Connecting with people – I used to say with like-minded people, but some of my most interesting recent encounters have been with people with whom I disagree but who are prepared to debate in a grown-up and respectful way. It can be scary but exciting to have your views challenged!

Connecting with places – I believe the need to belong is powerful for many people. It’s one I associate with places as well as people and it can be something as simple as going into town knowing I’ll probably meet someone I know. But it still took me around five years after moving from London to a market town of 17,000 to get that level of connection.

Connecting with our feelings – perhaps the most difficult for many older men. I try hard to fight an inbred tendency to supress emotions, particularly negative ones, and I avoid talking about my innermost concerns. I haven’t yet cracked it and I know I’m not alone.

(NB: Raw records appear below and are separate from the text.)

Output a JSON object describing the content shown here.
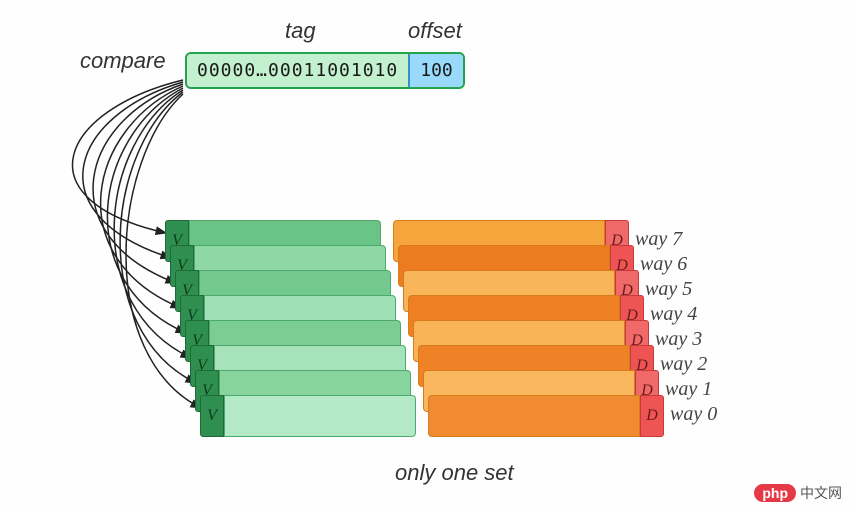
{
  "labels": {
    "tag": "tag",
    "offset": "offset",
    "compare": "compare",
    "caption": "only one set"
  },
  "address": {
    "tag_bits": "00000…00011001010",
    "offset_bits": "100"
  },
  "cache": {
    "v_label": "V",
    "d_label": "D",
    "ways": [
      {
        "idx": 7,
        "label": "way 7",
        "tag_color": "#6bc487",
        "data_color": "#f6a43c",
        "dbit_color": "#f16a6a"
      },
      {
        "idx": 6,
        "label": "way 6",
        "tag_color": "#8fd8a5",
        "data_color": "#ed7b1f",
        "dbit_color": "#ef5454"
      },
      {
        "idx": 5,
        "label": "way 5",
        "tag_color": "#74c98f",
        "data_color": "#f8b55a",
        "dbit_color": "#f16a6a"
      },
      {
        "idx": 4,
        "label": "way 4",
        "tag_color": "#9fe0b6",
        "data_color": "#ee7f23",
        "dbit_color": "#ef5454"
      },
      {
        "idx": 3,
        "label": "way 3",
        "tag_color": "#7ccc95",
        "data_color": "#f8b357",
        "dbit_color": "#f16a6a"
      },
      {
        "idx": 2,
        "label": "way 2",
        "tag_color": "#a6e3bb",
        "data_color": "#ef8126",
        "dbit_color": "#ef5454"
      },
      {
        "idx": 1,
        "label": "way 1",
        "tag_color": "#87d49e",
        "data_color": "#f9b85d",
        "dbit_color": "#f16a6a"
      },
      {
        "idx": 0,
        "label": "way 0",
        "tag_color": "#b3e9c6",
        "data_color": "#f08a33",
        "dbit_color": "#ef5454"
      }
    ]
  },
  "watermark": {
    "badge": "php",
    "text": "中文网"
  }
}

I organise school reunions and it was only six months ago that a friend from school days admitted to me something he’d told only his wife until then – that he’d been sexually assaulted when he was nine years old.

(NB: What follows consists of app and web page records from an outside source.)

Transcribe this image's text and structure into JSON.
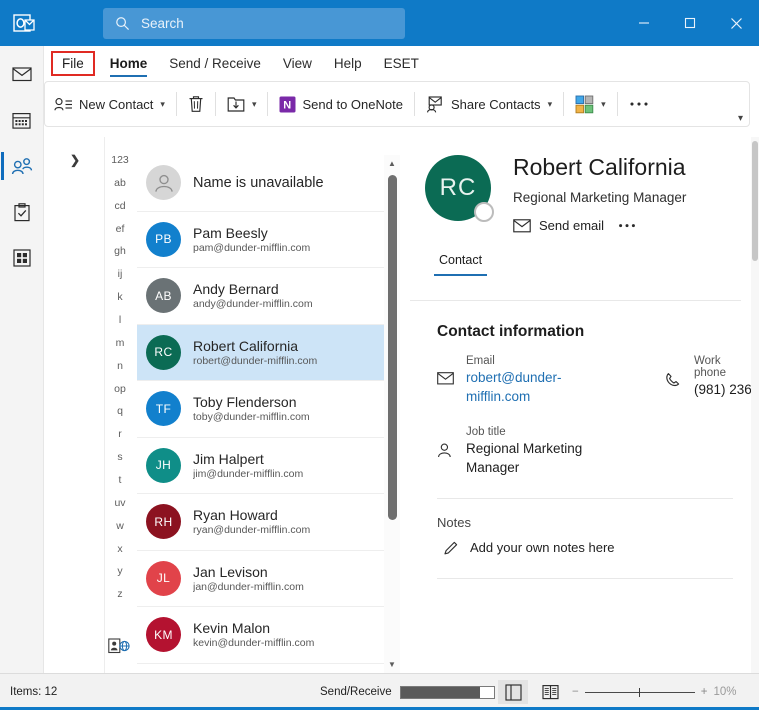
{
  "titlebar": {
    "logo_icon": "outlook-logo",
    "search_placeholder": "Search",
    "search_value": "",
    "search_icon": "search-icon",
    "minimize_label": "Minimize",
    "maximize_label": "Maximize",
    "close_label": "Close"
  },
  "tabs": {
    "mail_icon": "envelope-icon",
    "items": [
      {
        "label": "File",
        "state": "highlighted"
      },
      {
        "label": "Home",
        "state": "active"
      },
      {
        "label": "Send / Receive",
        "state": "normal"
      },
      {
        "label": "View",
        "state": "normal"
      },
      {
        "label": "Help",
        "state": "normal"
      },
      {
        "label": "ESET",
        "state": "normal"
      }
    ]
  },
  "ribbon": {
    "new_contact": "New Contact",
    "delete_icon": "trash-icon",
    "move_icon": "move-to-folder-icon",
    "onenote_label": "Send to OneNote",
    "onenote_icon": "onenote-icon",
    "share_contacts": "Share Contacts",
    "share_icon": "share-contacts-icon",
    "categorize_icon": "categorize-grid-icon",
    "more_icon": "more-ellipsis-icon",
    "collapse_icon": "chevron-down-icon"
  },
  "navrail": {
    "items": [
      {
        "name": "mail",
        "icon": "envelope-icon",
        "selected": false
      },
      {
        "name": "calendar",
        "icon": "calendar-icon",
        "selected": false
      },
      {
        "name": "people",
        "icon": "people-icon",
        "selected": true
      },
      {
        "name": "tasks",
        "icon": "clipboard-check-icon",
        "selected": false
      },
      {
        "name": "apps",
        "icon": "grid-apps-icon",
        "selected": false
      }
    ]
  },
  "folderpane": {
    "expand_icon": "chevron-right-icon"
  },
  "alpha_index": {
    "letters": [
      "123",
      "ab",
      "cd",
      "ef",
      "gh",
      "ij",
      "k",
      "l",
      "m",
      "n",
      "op",
      "q",
      "r",
      "s",
      "t",
      "uv",
      "w",
      "x",
      "y",
      "z"
    ],
    "contacts_icon": "address-book-icon"
  },
  "contact_list": {
    "scroll_up_icon": "caret-up-icon",
    "scroll_down_icon": "caret-down-icon",
    "rows": [
      {
        "initials": "",
        "name": "Name is unavailable",
        "email": "",
        "color": "#d6d6d6",
        "selected": false,
        "placeholder": true
      },
      {
        "initials": "PB",
        "name": "Pam Beesly",
        "email": "pam@dunder-mifflin.com",
        "color": "#1280cd",
        "selected": false,
        "placeholder": false
      },
      {
        "initials": "AB",
        "name": "Andy Bernard",
        "email": "andy@dunder-mifflin.com",
        "color": "#6a7275",
        "selected": false,
        "placeholder": false
      },
      {
        "initials": "RC",
        "name": "Robert California",
        "email": "robert@dunder-mifflin.com",
        "color": "#0b6b54",
        "selected": true,
        "placeholder": false
      },
      {
        "initials": "TF",
        "name": "Toby Flenderson",
        "email": "toby@dunder-mifflin.com",
        "color": "#1280cd",
        "selected": false,
        "placeholder": false
      },
      {
        "initials": "JH",
        "name": "Jim Halpert",
        "email": "jim@dunder-mifflin.com",
        "color": "#0f8e88",
        "selected": false,
        "placeholder": false
      },
      {
        "initials": "RH",
        "name": "Ryan Howard",
        "email": "ryan@dunder-mifflin.com",
        "color": "#8c1220",
        "selected": false,
        "placeholder": false
      },
      {
        "initials": "JL",
        "name": "Jan Levison",
        "email": "jan@dunder-mifflin.com",
        "color": "#e1434a",
        "selected": false,
        "placeholder": false
      },
      {
        "initials": "KM",
        "name": "Kevin Malon",
        "email": "kevin@dunder-mifflin.com",
        "color": "#b41230",
        "selected": false,
        "placeholder": false
      }
    ]
  },
  "detail": {
    "avatar_initials": "RC",
    "avatar_color": "#0b6b54",
    "presence_icon": "presence-offline-icon",
    "name": "Robert California",
    "job_title_header": "Regional Marketing Manager",
    "send_email_label": "Send email",
    "send_email_icon": "envelope-icon",
    "more_icon": "more-ellipsis-icon",
    "tab_contact": "Contact",
    "section_title": "Contact information",
    "fields": {
      "email_label": "Email",
      "email_value": "robert@dunder-mifflin.com",
      "email_icon": "envelope-icon",
      "jobtitle_label": "Job title",
      "jobtitle_value": "Regional Marketing Manager",
      "jobtitle_icon": "person-icon",
      "workphone_label": "Work phone",
      "workphone_value": "(981) 236",
      "workphone_icon": "phone-icon"
    },
    "notes_title": "Notes",
    "notes_placeholder": "Add your own notes here",
    "notes_icon": "pencil-icon"
  },
  "status": {
    "items_count": "Items: 12",
    "send_receive_label": "Send/Receive",
    "send_receive_progress": 85,
    "view_normal_icon": "reading-pane-icon",
    "view_reading_icon": "book-view-icon",
    "zoom_out_icon": "minus-icon",
    "zoom_in_icon": "plus-icon",
    "zoom_level": "10%"
  },
  "colors": {
    "accent_blue": "#0f7ac7",
    "highlight_red": "#e02a23",
    "selection_blue": "#cde4f7",
    "tab_underline": "#1f6fb2"
  }
}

Then there’s creating… I most enjoy being in a Men’s Shed, or any shed for that matter, when problem-solving and being creative – it’s the closest I come to experiencing what they call ‘flow’. But that’s not what I’m talking about here. I mean creating stuff: making things; writing – stories, poetry; or cooking – creating a special meal, preferably to eat with others.  It could be gardening – growing plants of even creating natural colour in a garden, or maybe it’s artwork – painting or photography. It doesn’t have to be brilliant, but I think it’s important that it’s something that pleases the creator; something that matters to them. And if it pleases others, so much the better.

I once made a wooden case for carrying and displaying books. I still remember my mum – forty years ago – looking at it in wonder and saying to me and others present ‘He made this! He took pieces of wood and he made this!’ She was so proud and, looking back, so was I.

The last ingredient for staying healthier and happier for longer is carrying on… When older people say ‘I want to die’ I don’t believe them. I think when older people really want to die they simply stop carrying on – and do so. Until then there’s something – anger, curiosity, love or something else – keeping them alive.

Carry on learning: There’s a famous Gandhi quote… ‘Live like you’ll die tomorrow, learn like you’re going to live for ever.’ I love it for urging us to never stop learning new things – facts, skills, whatever. We know that learning keeps our brains ticking over and wards off deterioration. I’m learning to hula hoop – there’s no time to explain why I took it up and my longer term plans if I succeed. Suffice it to say I’m still learning!

Some years ago I read a book called ‘How to Age by Anne Karpf. I was struck by her observation that we talk about ‘growing’ old but ageing is usually seen in negative terms – a winding down rather than a process of growth and development. The University of the Third Age is the fastest growing community organisation in my home town and that delights me (I’m hoping a new Men’s Shed will come a close second) as they share that thirst for learning in later life.

Carry on moving: For me that means running and walking, for others it may be swimming, cycling, even dancing. It doesn’t have to be long, hard or fast – just regular and enjoyable (which raises the brain’s serotonin and lowers cortisol; good for managing stress)

My wife works in the NHS and knows the stresses and strains that afflict the service. As  a consumer of a full range of medications over the past 20 years – from Prozac for depression to Alendronic Acid for osteoporosis – I consider it my duty to try to now stay clear of the health service for as long as possible through self-medication with connecting, creating, and carrying on.

Male, stale and in a Shed https://www.youtube.com/watch?v=GZ1e8FVcWEo

No man’s land https://enterpriseessentials.wordpress.com/?s=no+mans+land